National Sections of the L5I:

History

Labour's racist record

In mid-November the Asylum and Immigration Act 1999 became law. Its provisions mean hardship, social isolation and effective criminalisation for asylum seekers. Linda Miller and Kate Foster explain that support for racist legislation is nothing new, either from the Labour Party or Britain’s trade union movement. Read more...

1929: the Wall Street crash

Bill Jenkins remembers the Wall Street crash of 1929, seventy years ago this month, which plunged the world economy into recession, and punctured capitalism’s dreams of an endless golden future Read more...

Schools for socialism – Bolsheviks and education

Kate Foster looks at education in Russia in the first years after the revolution Read more...

The Red Army: A workers’ army built from scratch

To make a revolution we will have to smash the existing armed forces and build our own, democratic workers state. “It can’t be done”, is the response we are often met with. But it can - it was.
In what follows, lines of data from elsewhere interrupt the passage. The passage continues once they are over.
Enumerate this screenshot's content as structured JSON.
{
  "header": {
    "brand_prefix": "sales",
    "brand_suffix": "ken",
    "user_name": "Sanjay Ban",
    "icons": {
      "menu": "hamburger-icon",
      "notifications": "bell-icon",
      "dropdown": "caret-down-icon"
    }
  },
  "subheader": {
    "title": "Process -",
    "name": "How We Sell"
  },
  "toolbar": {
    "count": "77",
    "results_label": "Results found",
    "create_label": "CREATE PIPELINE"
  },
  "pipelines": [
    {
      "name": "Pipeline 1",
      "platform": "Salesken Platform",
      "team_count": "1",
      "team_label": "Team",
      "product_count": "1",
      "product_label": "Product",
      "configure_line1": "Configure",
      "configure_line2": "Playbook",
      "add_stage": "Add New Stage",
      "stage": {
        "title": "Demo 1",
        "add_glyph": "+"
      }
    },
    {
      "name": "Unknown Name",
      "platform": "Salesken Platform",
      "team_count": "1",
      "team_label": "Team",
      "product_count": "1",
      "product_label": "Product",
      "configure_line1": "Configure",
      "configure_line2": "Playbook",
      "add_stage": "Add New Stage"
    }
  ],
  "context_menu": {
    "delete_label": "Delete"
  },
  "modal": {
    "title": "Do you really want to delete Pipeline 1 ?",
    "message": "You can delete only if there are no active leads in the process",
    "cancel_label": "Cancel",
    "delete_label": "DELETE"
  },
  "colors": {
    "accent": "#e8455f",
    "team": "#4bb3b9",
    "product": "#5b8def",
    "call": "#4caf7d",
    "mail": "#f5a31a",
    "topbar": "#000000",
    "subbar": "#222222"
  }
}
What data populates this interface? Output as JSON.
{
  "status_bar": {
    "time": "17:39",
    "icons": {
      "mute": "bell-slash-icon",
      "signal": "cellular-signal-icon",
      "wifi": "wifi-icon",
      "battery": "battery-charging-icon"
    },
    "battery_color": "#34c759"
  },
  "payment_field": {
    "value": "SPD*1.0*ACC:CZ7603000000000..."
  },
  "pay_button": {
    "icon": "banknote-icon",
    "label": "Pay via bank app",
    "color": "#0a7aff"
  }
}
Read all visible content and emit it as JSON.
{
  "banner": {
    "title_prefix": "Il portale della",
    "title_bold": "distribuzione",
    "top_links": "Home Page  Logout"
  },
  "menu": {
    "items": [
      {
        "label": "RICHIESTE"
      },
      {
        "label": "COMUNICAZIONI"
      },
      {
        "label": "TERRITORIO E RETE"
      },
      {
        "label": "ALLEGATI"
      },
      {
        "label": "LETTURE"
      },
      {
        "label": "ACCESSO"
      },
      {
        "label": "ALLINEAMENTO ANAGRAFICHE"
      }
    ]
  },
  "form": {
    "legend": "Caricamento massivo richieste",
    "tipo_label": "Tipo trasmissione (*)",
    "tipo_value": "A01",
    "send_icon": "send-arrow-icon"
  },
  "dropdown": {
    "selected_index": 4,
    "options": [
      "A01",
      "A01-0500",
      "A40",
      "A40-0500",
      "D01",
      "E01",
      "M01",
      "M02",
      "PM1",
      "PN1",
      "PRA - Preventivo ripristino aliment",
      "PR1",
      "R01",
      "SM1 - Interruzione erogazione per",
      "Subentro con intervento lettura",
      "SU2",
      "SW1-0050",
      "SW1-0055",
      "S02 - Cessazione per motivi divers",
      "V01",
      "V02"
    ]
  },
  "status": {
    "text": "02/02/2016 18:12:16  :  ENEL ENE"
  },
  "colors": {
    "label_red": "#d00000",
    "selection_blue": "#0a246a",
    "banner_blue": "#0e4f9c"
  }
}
In this article on the Red Army, built during the Russian Revolution, Colin Lloyd shows how it was done, and how, against the odds, the armed power of the working class defeated a powerful counter-revolution Read more...

International Left Opposition, 1928-33; forging an international leadership

Battered but unbroken by his fight inside the USSR with Stalin, Trotsky began his foreign exile in 1929 by creating an international opposition (ILO). Dave Stockton reveal the obstacles that had to be overcome by the ILO in building unity around political principle, a trusted international leadership and disciplined practice Read more...

An ongoing history: the LRCI ten years on

The LRCI was founded ten years ago. Richard Brenner draws a balance sheet of our fight for a re-elaborated Trotskyist programme and a new democratic centralist international Read more...

The break up of Yugoslavia

Imperialism has played, and continues to play a destructive and reactionary role in the Balkans and in the break up of former Yugoslavia. But no revolutionary socialist can neglect to point the finger of blame at Stalinism too. Read more...

The murder of Luxemburg and Liebknecht

Eighty years ago, on the night of 15 January 1919, two great socialist revolutionaries died. Rosa Luxemburg and Karl Liebknecht were brutally murdered by paramilitaries, acting on the orders of the German social democratic government. Lesley Day commemorates the anniversary of Luxemburg and Liebknecht’s death by analysing their contribution to the Marxist tradition. Read more...

Clara Zetkin and the struggle for a working class women's movement

The period of the 1880's and 1890's in Germany was a period of rapid industrialisation carried through under the guidance of the repressive German state. It saw the birth and growth of German Social Democracy as the mass workers party. It drew women, and children, into industry on a large scale.

It was in this situation that women within the SPD-particularly Clara Zetkin struggled to lay the basis for a socialist led, working class based women's organisation. In 1891 the first issue of Die Gleicheit, subtitled 'for the interests of working women' appeared. It was an independent paper, with its own editorial board, led and coordinated by Social Democratic women, themselves disciplined party members. Read more...

Trotsky and the Fourth International: Turn to the masses

The final split with the Communist International (Comintern) brought home a brutal fact: the International Left Opposition (ILO) was tiny. Read more...